▸ **Task requirements**:
Line by line, output the entries below exactly as they appear.

▸ **Dataset extract**:
*** Block opens ***

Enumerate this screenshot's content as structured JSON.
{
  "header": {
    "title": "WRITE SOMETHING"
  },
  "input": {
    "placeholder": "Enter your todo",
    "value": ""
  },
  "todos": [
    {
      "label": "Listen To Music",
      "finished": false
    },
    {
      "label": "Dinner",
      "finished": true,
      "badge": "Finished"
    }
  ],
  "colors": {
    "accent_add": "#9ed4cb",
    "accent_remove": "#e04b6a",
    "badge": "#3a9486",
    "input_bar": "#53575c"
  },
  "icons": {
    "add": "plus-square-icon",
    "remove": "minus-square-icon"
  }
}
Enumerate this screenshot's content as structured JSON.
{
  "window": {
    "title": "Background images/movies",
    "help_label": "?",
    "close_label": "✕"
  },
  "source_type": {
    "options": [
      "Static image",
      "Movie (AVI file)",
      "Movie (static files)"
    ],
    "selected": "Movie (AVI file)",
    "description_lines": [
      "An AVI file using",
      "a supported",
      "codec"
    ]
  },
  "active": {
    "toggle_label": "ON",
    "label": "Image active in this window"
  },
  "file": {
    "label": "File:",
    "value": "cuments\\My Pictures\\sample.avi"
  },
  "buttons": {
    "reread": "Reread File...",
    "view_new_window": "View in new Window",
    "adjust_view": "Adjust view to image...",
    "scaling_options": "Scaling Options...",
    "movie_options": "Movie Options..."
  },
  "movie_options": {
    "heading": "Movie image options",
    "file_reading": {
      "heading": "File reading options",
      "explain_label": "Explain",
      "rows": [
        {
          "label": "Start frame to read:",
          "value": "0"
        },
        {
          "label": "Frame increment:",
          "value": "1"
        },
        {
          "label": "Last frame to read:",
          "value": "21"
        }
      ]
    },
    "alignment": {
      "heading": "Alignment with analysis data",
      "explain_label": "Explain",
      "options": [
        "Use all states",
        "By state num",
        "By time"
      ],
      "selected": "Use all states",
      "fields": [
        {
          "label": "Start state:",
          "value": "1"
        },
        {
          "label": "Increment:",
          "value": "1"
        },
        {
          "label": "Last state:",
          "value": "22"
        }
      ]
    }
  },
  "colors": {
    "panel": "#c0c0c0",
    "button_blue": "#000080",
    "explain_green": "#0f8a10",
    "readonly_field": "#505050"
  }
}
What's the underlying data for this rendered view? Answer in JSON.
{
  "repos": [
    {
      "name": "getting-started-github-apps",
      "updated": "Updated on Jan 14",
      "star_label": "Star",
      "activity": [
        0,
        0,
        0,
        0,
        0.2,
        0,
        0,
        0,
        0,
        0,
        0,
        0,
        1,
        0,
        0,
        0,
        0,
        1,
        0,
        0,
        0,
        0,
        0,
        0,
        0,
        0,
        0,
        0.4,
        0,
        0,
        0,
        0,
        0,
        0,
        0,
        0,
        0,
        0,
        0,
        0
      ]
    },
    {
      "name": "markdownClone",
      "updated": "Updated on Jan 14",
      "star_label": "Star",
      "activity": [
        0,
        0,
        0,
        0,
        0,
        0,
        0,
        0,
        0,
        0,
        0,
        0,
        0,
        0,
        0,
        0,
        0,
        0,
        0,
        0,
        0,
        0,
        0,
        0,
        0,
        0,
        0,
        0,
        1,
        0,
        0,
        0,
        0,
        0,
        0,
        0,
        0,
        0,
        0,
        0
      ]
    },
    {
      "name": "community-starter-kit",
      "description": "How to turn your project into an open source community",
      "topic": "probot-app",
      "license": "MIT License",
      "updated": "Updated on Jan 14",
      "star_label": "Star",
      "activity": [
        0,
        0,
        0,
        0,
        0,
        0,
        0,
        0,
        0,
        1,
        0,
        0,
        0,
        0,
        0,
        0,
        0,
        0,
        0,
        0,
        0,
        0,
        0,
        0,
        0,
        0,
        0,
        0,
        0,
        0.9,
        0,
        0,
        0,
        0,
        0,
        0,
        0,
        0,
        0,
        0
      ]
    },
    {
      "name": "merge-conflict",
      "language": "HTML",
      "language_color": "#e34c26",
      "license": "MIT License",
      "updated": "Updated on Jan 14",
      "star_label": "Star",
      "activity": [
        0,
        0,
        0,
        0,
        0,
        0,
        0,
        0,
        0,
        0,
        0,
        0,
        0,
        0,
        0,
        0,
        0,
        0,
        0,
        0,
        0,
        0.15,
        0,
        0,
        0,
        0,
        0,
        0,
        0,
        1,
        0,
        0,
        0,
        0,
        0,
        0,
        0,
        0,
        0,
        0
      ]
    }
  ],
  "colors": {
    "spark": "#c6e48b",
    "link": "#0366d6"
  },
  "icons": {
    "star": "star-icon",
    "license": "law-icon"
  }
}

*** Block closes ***

▸ **Task response**:
Enumerate this screenshot's content as structured JSON.
{
  "header": {
    "title": "WRITE SOMETHING"
  },
  "input": {
    "placeholder": "Enter your todo",
    "value": ""
  },
  "todos": [
    {
      "label": "Listen To Music",
      "finished": false
    },
    {
      "label": "Dinner",
      "finished": true,
      "badge": "Finished"
    }
  ],
  "colors": {
    "accent_add": "#9ed4cb",
    "accent_remove": "#e04b6a",
    "badge": "#3a9486",
    "input_bar": "#53575c"
  },
  "icons": {
    "add": "plus-square-icon",
    "remove": "minus-square-icon"
  }
}
Enumerate this screenshot's content as structured JSON.
{
  "window": {
    "title": "Background images/movies",
    "help_label": "?",
    "close_label": "✕"
  },
  "source_type": {
    "options": [
      "Static image",
      "Movie (AVI file)",
      "Movie (static files)"
    ],
    "selected": "Movie (AVI file)",
    "description_lines": [
      "An AVI file using",
      "a supported",
      "codec"
    ]
  },
  "active": {
    "toggle_label": "ON",
    "label": "Image active in this window"
  },
  "file": {
    "label": "File:",
    "value": "cuments\\My Pictures\\sample.avi"
  },
  "buttons": {
    "reread": "Reread File...",
    "view_new_window": "View in new Window",
    "adjust_view": "Adjust view to image...",
    "scaling_options": "Scaling Options...",
    "movie_options": "Movie Options..."
  },
  "movie_options": {
    "heading": "Movie image options",
    "file_reading": {
      "heading": "File reading options",
      "explain_label": "Explain",
      "rows": [
        {
          "label": "Start frame to read:",
          "value": "0"
        },
        {
          "label": "Frame increment:",
          "value": "1"
        },
        {
          "label": "Last frame to read:",
          "value": "21"
        }
      ]
    },
    "alignment": {
      "heading": "Alignment with analysis data",
      "explain_label": "Explain",
      "options": [
        "Use all states",
        "By state num",
        "By time"
      ],
      "selected": "Use all states",
      "fields": [
        {
          "label": "Start state:",
          "value": "1"
        },
        {
          "label": "Increment:",
          "value": "1"
        },
        {
          "label": "Last state:",
          "value": "22"
        }
      ]
    }
  },
  "colors": {
    "panel": "#c0c0c0",
    "button_blue": "#000080",
    "explain_green": "#0f8a10",
    "readonly_field": "#505050"
  }
}
What's the underlying data for this rendered view? Answer in JSON.
{
  "repos": [
    {
      "name": "getting-started-github-apps",
      "updated": "Updated on Jan 14",
      "star_label": "Star",
      "activity": [
        0,
        0,
        0,
        0,
        0.2,
        0,
        0,
        0,
        0,
        0,
        0,
        0,
        1,
        0,
        0,
        0,
        0,
        1,
        0,
        0,
        0,
        0,
        0,
        0,
        0,
        0,
        0,
        0.4,
        0,
        0,
        0,
        0,
        0,
        0,
        0,
        0,
        0,
        0,
        0,
        0
      ]
    },
    {
      "name": "markdownClone",
      "updated": "Updated on Jan 14",
      "star_label": "Star",
      "activity": [
        0,
        0,
        0,
        0,
        0,
        0,
        0,
        0,
        0,
        0,
        0,
        0,
        0,
        0,
        0,
        0,
        0,
        0,
        0,
        0,
        0,
        0,
        0,
        0,
        0,
        0,
        0,
        0,
        1,
        0,
        0,
        0,
        0,
        0,
        0,
        0,
        0,
        0,
        0,
        0
      ]
    },
    {
      "name": "community-starter-kit",
      "description": "How to turn your project into an open source community",
      "topic": "probot-app",
      "license": "MIT License",
      "updated": "Updated on Jan 14",
      "star_label": "Star",
      "activity": [
        0,
        0,
        0,
        0,
        0,
        0,
        0,
        0,
        0,
        1,
        0,
        0,
        0,
        0,
        0,
        0,
        0,
        0,
        0,
        0,
        0,
        0,
        0,
        0,
        0,
        0,
        0,
        0,
        0,
        0.9,
        0,
        0,
        0,
        0,
        0,
        0,
        0,
        0,
        0,
        0
      ]
    },
    {
      "name": "merge-conflict",
      "language": "HTML",
      "language_color": "#e34c26",
      "license": "MIT License",
      "updated": "Updated on Jan 14",
      "star_label": "Star",
      "activity": [
        0,
        0,
        0,
        0,
        0,
        0,
        0,
        0,
        0,
        0,
        0,
        0,
        0,
        0,
        0,
        0,
        0,
        0,
        0,
        0,
        0,
        0.15,
        0,
        0,
        0,
        0,
        0,
        0,
        0,
        1,
        0,
        0,
        0,
        0,
        0,
        0,
        0,
        0,
        0,
        0
      ]
    }
  ],
  "colors": {
    "spark": "#c6e48b",
    "link": "#0366d6"
  },
  "icons": {
    "star": "star-icon",
    "license": "law-icon"
  }
}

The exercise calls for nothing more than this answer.